TASK TO CARRY OUT
Could you show each line of the records that contains the word "desc"?

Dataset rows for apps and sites
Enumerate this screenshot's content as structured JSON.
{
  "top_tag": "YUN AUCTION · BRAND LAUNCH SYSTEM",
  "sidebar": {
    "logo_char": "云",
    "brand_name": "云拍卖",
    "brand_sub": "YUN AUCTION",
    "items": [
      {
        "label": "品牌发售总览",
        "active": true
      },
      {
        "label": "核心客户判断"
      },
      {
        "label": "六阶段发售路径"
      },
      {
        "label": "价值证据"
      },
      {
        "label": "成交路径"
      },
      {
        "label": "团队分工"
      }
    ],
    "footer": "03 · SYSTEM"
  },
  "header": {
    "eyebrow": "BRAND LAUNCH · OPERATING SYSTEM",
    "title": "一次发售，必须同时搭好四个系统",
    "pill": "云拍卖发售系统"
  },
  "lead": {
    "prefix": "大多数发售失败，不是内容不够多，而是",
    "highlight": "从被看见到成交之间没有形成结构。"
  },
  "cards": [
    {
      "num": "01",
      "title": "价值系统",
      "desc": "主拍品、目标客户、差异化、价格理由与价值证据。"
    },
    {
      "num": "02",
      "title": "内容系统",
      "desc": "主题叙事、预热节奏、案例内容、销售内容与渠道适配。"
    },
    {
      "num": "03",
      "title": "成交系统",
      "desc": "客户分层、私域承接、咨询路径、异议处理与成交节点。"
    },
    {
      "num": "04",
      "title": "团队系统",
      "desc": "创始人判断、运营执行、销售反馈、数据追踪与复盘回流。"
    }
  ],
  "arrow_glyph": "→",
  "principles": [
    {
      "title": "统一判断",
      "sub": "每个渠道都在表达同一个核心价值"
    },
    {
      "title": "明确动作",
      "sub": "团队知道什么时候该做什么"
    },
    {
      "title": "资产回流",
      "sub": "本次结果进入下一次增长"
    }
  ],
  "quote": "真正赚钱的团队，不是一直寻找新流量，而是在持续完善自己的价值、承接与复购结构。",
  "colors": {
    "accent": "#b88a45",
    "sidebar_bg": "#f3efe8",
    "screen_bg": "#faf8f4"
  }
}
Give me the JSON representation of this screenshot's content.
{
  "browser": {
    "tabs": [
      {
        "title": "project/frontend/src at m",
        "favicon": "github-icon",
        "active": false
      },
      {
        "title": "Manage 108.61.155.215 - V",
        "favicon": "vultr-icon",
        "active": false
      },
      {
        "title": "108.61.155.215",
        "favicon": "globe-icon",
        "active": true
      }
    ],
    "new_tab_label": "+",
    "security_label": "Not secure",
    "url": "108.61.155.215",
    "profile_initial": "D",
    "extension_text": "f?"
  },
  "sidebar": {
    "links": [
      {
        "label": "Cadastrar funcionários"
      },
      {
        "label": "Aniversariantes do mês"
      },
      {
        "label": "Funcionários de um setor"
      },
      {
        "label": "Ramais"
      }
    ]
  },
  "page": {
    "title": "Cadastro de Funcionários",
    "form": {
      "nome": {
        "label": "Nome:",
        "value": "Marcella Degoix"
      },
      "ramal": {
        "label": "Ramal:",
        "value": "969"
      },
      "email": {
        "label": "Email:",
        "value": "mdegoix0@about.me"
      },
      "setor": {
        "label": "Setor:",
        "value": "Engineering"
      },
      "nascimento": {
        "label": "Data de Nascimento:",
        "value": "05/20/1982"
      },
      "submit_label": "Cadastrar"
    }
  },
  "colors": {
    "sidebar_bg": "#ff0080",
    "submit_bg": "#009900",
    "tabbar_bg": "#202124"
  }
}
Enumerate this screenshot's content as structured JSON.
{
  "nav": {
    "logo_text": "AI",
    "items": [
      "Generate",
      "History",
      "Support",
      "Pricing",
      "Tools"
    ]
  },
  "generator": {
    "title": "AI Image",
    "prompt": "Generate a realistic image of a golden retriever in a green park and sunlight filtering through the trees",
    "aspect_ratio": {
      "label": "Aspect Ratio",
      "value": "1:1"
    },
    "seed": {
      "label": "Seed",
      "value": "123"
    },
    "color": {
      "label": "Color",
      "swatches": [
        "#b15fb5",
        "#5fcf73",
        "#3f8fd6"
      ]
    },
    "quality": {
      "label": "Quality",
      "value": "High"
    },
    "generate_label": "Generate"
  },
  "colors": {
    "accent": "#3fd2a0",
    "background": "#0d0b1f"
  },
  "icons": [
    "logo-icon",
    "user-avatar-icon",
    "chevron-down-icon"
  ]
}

ANSWER AREA
      "desc": "主拍品、目标客户、差异化、价格理由与价值证据。"
      "desc": "主题叙事、预热节奏、案例内容、销售内容与渠道适配。"
      "desc": "客户分层、私域承接、咨询路径、异议处理与成交节点。"
      "desc": "创始人判断、运营执行、销售反馈、数据追踪与复盘回流。"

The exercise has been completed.